A total of 170 tests (68 tests for monotonic loading, 102 tests for cyclic loading) have been performed to investigate crack initiation, propagation and coalescence. The specimens have two pre-existing flaws which are arranged at different distances and angles. Wing cracks and secondary cracks are observed in both monotonic and cyclic tests. Wing cracks, which are tension cracks, initiate at (or near) the tips of the flaws and propagate parallel to the compressive loading axis. Secondary cracks always appear after wing crack initiation and lead to final failure. Secondary cracks initiate at the tips of the flaws and propagate in the coplanar direction of the flaw or in a horizontal (quasi-coplanar) direction. Six types of coalescence are observed. For coplanar geometry specimens, coalescence occurs due to the internal shear cracks.

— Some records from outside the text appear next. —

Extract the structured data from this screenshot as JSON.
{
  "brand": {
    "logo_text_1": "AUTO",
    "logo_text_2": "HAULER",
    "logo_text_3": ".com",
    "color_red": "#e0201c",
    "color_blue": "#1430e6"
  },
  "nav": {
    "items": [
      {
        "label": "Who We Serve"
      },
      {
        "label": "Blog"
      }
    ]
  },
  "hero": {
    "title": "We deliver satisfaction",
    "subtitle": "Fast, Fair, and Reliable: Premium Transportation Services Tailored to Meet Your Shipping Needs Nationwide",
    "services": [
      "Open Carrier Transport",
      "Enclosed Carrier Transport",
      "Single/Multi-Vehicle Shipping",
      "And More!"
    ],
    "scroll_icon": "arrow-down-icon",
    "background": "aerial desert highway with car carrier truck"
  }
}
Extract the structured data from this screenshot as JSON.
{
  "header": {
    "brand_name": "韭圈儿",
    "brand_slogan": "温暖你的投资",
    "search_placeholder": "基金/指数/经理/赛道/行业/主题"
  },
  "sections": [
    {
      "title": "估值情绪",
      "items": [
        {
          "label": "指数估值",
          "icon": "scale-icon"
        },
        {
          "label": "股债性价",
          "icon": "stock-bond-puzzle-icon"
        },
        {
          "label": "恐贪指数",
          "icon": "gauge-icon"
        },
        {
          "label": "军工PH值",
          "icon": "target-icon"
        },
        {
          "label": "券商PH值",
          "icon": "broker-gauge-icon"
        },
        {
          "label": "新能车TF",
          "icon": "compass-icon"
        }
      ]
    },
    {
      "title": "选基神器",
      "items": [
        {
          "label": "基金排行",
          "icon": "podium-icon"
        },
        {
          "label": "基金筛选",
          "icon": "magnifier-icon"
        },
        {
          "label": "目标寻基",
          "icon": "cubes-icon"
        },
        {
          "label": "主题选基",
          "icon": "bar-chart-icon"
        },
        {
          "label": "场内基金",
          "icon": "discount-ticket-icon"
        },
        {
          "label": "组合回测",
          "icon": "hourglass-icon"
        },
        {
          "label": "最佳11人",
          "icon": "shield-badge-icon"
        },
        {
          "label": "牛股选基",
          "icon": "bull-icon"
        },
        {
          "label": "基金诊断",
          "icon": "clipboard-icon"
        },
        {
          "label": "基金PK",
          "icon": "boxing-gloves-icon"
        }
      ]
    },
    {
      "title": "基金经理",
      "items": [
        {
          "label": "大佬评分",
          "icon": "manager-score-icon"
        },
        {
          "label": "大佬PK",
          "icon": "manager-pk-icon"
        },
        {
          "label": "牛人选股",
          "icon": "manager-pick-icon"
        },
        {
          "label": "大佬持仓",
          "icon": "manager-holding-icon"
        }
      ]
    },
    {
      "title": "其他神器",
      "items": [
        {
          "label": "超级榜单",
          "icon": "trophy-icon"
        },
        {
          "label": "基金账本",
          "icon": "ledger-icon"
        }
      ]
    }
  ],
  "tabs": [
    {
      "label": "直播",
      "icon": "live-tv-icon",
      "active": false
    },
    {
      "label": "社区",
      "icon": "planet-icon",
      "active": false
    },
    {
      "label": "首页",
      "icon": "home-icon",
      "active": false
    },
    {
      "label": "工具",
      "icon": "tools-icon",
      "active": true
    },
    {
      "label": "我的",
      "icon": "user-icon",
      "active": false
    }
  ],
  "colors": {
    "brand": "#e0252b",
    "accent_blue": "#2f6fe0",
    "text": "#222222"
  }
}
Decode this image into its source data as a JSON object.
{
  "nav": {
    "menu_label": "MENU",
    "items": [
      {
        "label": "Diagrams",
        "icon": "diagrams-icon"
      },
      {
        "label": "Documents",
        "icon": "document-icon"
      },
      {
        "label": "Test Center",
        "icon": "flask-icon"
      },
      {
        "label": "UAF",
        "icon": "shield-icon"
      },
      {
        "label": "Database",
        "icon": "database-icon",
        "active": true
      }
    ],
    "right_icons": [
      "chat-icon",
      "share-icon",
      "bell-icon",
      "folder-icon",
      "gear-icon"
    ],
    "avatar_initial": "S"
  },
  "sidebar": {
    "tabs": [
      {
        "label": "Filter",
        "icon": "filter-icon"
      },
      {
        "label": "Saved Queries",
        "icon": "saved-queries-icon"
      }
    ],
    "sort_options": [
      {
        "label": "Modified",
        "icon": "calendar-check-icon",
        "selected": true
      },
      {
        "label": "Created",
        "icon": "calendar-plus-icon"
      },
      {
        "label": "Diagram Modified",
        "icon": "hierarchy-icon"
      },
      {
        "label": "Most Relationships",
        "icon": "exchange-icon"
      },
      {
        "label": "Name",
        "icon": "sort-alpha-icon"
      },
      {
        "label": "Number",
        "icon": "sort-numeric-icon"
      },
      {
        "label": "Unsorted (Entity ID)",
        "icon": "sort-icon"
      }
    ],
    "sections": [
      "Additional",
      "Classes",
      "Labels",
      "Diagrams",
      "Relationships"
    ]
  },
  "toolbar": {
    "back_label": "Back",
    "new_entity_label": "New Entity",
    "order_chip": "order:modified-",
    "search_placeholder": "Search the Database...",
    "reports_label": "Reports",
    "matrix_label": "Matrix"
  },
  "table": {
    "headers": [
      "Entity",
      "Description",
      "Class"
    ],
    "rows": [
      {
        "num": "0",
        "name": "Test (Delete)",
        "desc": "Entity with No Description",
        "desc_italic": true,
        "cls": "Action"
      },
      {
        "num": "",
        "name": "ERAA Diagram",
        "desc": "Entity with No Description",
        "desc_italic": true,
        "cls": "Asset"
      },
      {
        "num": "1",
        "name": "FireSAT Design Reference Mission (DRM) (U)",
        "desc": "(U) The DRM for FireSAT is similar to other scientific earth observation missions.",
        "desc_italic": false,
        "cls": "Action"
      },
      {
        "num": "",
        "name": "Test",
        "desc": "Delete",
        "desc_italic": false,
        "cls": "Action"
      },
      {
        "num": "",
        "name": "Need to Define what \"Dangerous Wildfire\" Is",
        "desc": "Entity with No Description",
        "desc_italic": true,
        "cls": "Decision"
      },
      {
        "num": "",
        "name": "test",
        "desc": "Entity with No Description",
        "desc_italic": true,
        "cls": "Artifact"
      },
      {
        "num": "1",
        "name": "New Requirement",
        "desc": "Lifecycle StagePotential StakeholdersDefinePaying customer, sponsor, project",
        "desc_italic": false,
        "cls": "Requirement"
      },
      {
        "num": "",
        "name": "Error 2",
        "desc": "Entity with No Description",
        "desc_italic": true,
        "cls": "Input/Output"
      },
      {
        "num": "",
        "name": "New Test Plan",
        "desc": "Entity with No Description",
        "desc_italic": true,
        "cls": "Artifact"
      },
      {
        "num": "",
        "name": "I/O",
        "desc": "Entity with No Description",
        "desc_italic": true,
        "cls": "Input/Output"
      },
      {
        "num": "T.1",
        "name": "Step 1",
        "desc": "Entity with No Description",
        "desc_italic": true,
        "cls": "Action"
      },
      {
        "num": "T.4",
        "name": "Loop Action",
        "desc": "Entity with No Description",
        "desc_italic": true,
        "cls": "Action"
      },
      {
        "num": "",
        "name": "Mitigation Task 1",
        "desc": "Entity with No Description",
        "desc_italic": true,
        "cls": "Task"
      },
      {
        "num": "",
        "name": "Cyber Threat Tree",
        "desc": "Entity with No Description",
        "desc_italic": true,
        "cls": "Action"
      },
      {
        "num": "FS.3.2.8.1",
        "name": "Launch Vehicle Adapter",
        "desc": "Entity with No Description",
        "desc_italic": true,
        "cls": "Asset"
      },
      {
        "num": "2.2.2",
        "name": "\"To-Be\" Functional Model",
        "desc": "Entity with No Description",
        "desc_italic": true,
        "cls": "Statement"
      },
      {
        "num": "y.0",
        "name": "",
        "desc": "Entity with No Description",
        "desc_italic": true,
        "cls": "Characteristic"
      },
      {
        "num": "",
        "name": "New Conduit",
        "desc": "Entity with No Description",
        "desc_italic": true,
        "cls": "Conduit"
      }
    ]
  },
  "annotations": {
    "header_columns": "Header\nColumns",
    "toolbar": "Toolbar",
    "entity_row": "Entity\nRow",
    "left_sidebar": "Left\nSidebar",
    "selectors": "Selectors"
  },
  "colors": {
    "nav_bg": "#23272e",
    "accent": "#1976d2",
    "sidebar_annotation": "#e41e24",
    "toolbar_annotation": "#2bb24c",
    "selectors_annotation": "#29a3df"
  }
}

For non-coplanar geometry specimens, coalescence occurs through combinations of internal shear cracks, internal wing cracks and tension cracks. Contrary to monotonic tests, cyclic tests produce fatigue cracks. Fatigue cracks usually occur when 1) after coalescence, the specimens behave as if they had only one larger crack 2) specimens have been subjected to a particular number of cycles. In these experiments, two different fatigue crack initiation directions are observed: horizontal and coplanar to the flaw.
Rock and rock structures such as bridge abutments, dam and road foundations, and tunnel walls undergo cyclic loading caused by earthquakes, vehicle-induced vibrations, drilling, and blasting. This type of loading often causes rock to fail at a lower stress than its monotonically determined strength.
Under cyclic loading, brittle materials exhibit a failure pattern which differs from that under monotonic loading. Fig. 1 shows the difference of the failure type between monotonic and cyclic loading. Under uniaxial monotonic loading, two typical cones develop in the proximity of the loaded base. Whereas under uniaxial cyclic loading, fracture occurs as a rule along an inclined plane that develops throughout the specimen?s entire height .
It appears, therefore, that crack pattern and coalescence are different for monotonic and cyclic loading but the mechanisms of crack coalescence under cyclic loading have not been sufficiently investigated. The main goal of this study was to increase the understanding of the fracture process in rock material under cyclic loading. Experiments using gypsum as a model material for rock were carried out with the following objectives:
? What is different in crack propagation and coalescence between monotonic and cyclic
? How do pre-existing cracks behave in rock material under cyclic uniaxial compression?
A total of 170 tests (68 tests for monotonic loading, 102 tests for cyclic loading) have been performed to investigate crack initiation, propagation and coalescence.